*** Block opens ***

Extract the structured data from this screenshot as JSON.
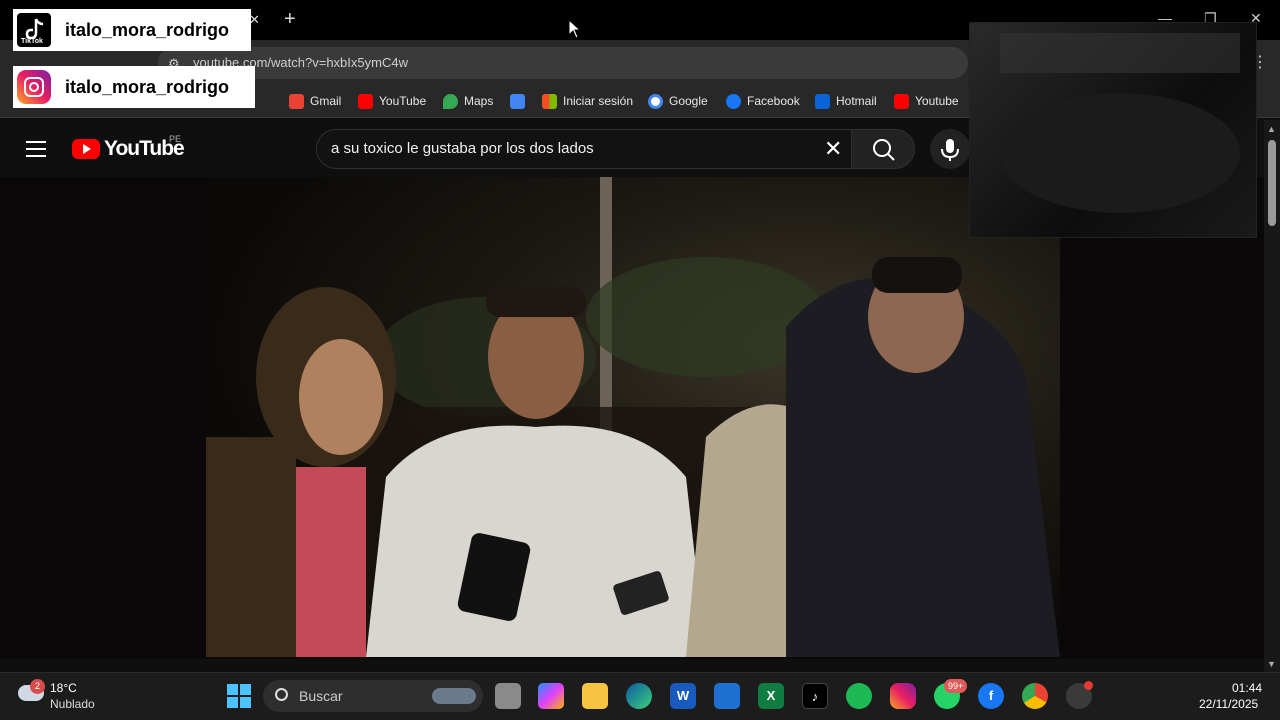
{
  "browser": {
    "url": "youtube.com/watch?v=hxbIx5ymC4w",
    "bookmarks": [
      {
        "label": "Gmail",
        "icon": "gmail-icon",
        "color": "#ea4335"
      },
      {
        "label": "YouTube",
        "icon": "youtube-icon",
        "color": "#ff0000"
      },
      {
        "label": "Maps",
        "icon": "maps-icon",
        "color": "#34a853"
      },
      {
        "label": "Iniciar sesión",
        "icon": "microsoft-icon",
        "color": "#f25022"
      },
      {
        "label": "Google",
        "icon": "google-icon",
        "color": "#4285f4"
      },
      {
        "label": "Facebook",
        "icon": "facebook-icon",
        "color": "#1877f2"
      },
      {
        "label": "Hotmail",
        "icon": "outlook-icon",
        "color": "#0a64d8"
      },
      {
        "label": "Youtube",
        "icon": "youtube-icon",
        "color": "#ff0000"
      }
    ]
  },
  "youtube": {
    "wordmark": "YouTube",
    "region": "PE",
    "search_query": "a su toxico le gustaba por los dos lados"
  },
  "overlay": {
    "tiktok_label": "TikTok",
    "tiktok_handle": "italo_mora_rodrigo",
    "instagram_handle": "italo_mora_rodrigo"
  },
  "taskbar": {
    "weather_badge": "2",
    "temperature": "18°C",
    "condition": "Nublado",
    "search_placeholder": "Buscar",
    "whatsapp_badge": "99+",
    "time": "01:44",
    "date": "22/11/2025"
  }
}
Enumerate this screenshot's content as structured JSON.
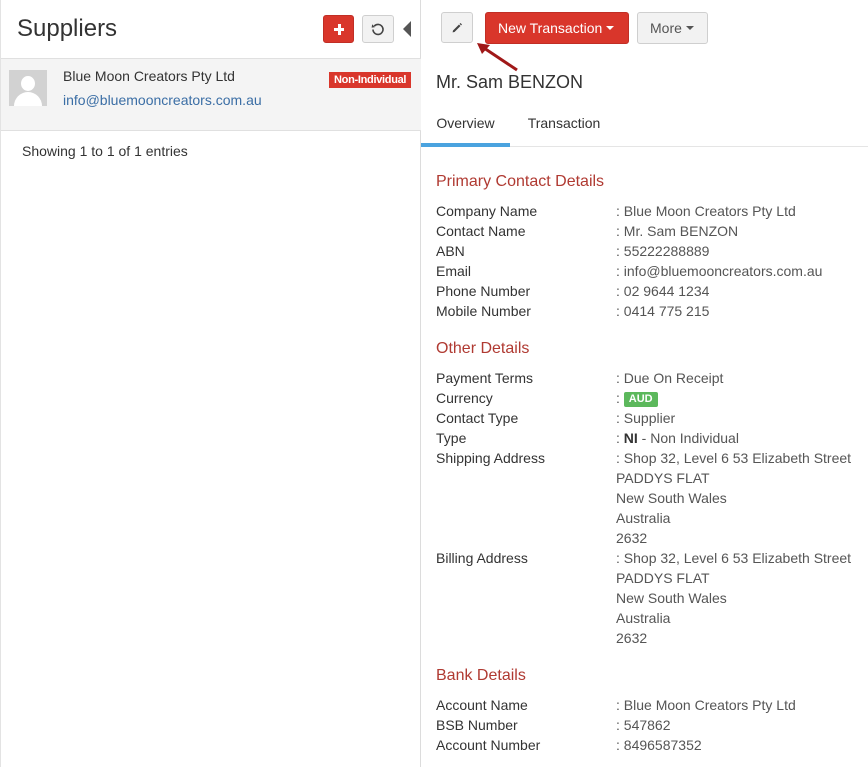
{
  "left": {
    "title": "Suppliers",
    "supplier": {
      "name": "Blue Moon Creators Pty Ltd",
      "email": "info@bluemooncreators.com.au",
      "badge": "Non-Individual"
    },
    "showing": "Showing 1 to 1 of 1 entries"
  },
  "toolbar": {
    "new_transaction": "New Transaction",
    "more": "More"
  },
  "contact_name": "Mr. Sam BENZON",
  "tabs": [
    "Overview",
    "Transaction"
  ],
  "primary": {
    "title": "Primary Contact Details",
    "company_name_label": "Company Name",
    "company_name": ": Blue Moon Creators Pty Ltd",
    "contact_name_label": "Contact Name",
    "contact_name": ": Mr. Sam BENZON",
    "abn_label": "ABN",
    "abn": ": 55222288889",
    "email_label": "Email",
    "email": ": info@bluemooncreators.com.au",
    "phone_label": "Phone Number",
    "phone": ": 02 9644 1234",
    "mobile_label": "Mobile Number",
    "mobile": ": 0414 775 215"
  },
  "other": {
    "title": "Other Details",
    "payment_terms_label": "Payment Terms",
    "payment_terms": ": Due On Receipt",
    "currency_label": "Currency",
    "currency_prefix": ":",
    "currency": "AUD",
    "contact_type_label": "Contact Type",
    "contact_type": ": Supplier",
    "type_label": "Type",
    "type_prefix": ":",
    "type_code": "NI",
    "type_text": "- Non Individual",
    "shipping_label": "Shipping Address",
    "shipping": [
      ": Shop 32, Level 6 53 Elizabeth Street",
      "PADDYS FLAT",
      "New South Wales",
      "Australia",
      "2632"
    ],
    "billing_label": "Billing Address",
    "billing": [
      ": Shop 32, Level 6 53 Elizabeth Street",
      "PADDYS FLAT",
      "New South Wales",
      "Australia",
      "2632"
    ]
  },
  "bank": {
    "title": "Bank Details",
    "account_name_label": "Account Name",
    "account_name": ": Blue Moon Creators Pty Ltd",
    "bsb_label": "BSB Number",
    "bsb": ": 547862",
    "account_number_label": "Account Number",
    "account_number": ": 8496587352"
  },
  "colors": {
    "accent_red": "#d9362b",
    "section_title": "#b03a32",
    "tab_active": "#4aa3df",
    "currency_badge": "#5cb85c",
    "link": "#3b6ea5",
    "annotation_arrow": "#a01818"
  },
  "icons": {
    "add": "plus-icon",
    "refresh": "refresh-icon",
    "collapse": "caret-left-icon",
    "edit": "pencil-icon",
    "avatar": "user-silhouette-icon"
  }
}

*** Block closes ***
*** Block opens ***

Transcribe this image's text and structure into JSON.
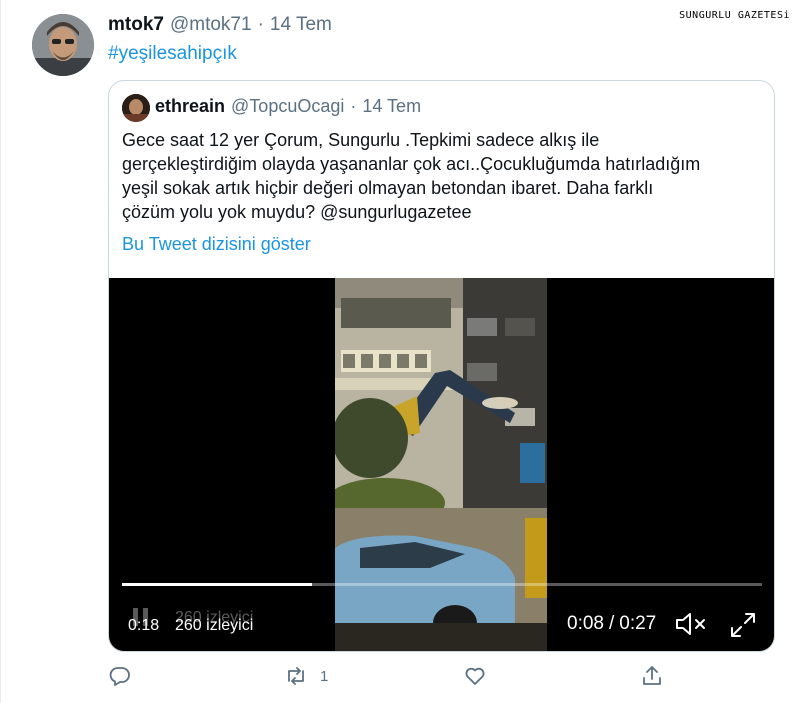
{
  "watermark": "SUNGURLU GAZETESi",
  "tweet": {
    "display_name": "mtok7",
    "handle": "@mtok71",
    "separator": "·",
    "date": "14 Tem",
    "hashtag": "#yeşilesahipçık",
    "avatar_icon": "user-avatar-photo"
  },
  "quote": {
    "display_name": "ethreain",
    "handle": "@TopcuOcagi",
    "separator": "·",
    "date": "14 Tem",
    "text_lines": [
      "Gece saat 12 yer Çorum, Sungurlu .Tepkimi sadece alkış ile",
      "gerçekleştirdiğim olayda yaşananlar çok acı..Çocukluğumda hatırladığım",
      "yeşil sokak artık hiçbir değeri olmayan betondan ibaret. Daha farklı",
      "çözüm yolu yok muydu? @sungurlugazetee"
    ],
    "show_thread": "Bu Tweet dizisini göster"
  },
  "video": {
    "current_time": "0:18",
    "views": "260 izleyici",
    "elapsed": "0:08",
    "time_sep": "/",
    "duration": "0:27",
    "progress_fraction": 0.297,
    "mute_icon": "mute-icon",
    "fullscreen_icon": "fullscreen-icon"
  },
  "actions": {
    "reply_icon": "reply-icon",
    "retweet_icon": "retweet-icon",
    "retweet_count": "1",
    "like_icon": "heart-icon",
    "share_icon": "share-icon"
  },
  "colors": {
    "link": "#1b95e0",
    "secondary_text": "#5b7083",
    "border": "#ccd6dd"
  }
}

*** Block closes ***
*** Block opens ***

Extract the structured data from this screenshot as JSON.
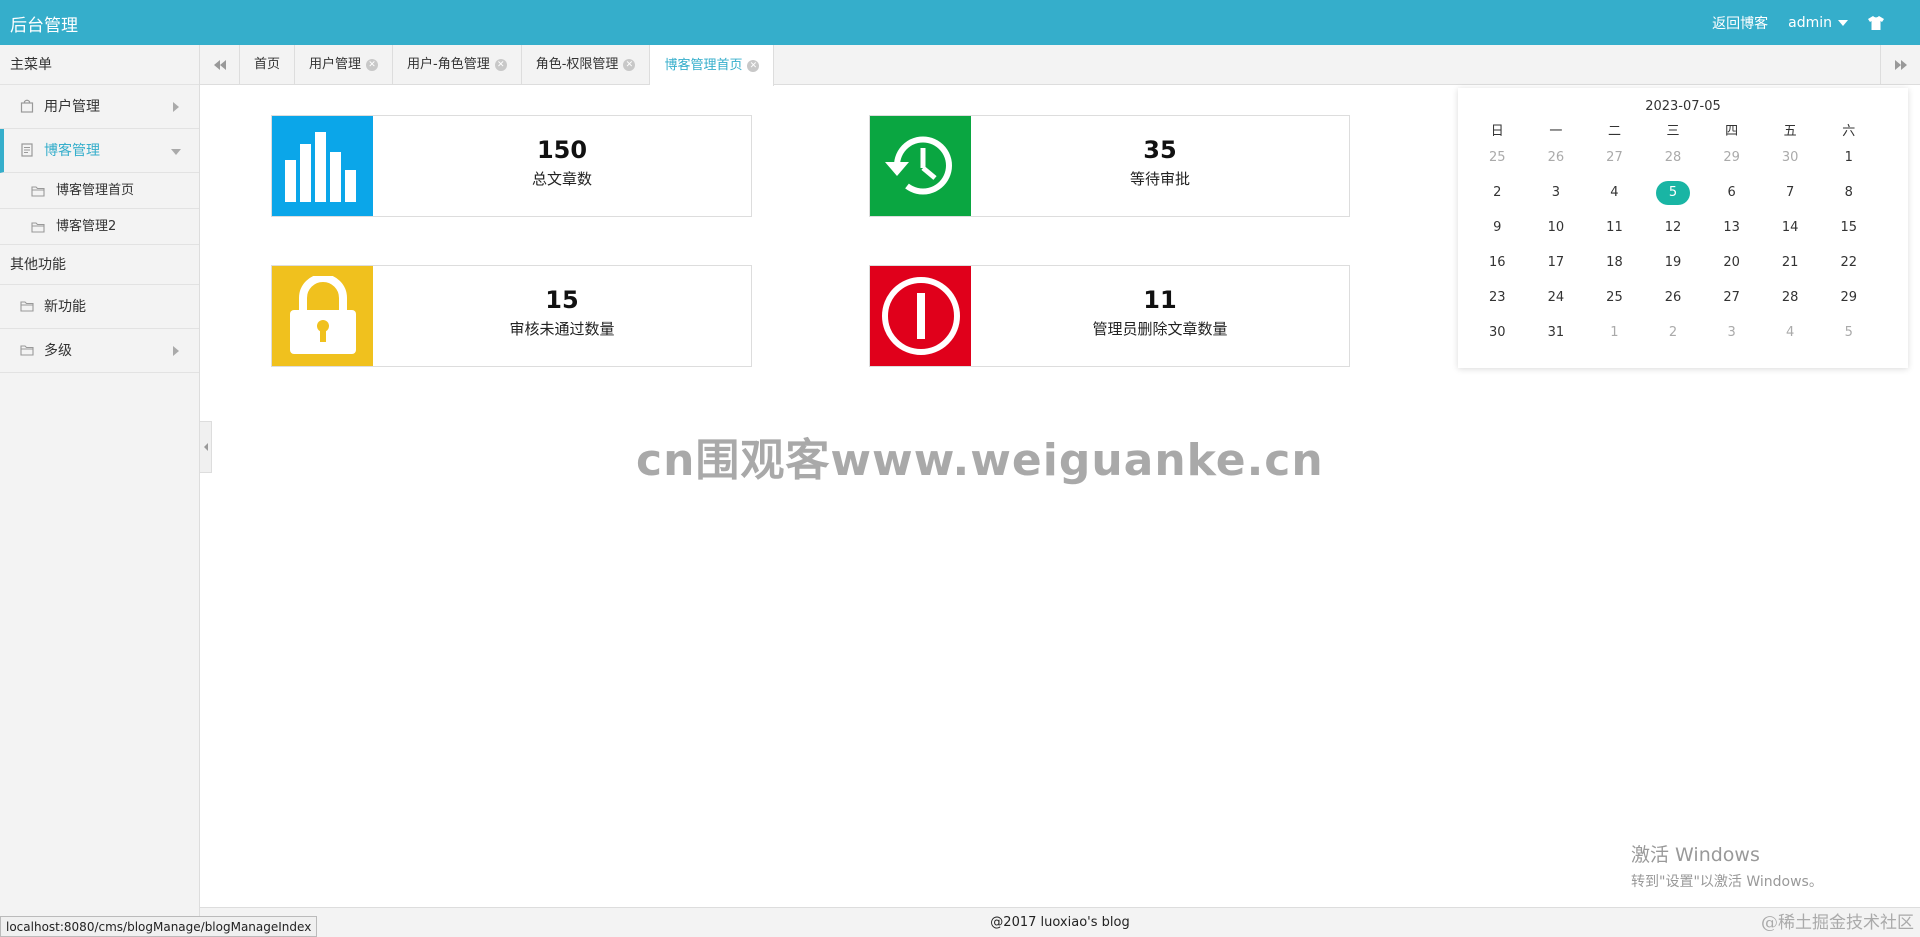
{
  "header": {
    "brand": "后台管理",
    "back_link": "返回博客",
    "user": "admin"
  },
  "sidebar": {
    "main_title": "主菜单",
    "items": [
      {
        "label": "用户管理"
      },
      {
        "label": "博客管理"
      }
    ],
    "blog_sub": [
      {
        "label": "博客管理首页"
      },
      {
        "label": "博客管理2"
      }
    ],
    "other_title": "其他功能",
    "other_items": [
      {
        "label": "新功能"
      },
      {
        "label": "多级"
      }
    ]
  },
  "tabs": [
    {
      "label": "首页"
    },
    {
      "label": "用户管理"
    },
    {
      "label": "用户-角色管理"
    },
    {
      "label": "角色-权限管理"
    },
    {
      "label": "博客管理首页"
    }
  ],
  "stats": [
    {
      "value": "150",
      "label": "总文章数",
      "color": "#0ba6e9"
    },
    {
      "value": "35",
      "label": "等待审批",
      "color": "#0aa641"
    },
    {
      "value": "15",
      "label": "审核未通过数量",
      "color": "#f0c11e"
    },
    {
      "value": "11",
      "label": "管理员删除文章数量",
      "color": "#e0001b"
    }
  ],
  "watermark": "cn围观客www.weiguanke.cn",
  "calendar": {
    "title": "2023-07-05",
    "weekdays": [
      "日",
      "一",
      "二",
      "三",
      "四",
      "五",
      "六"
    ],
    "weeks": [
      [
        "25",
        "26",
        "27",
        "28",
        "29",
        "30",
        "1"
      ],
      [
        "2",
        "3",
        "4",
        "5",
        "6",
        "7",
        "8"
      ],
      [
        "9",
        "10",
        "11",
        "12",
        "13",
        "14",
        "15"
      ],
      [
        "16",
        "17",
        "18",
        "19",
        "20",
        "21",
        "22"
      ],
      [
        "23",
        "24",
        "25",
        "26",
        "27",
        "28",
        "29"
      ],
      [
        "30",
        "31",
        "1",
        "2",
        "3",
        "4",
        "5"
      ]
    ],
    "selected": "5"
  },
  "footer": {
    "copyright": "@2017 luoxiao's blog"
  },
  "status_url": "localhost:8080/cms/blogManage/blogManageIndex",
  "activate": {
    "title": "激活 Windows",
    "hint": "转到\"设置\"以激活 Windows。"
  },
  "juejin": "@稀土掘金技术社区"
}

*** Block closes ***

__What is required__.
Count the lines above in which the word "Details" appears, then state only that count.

__Solution__.
3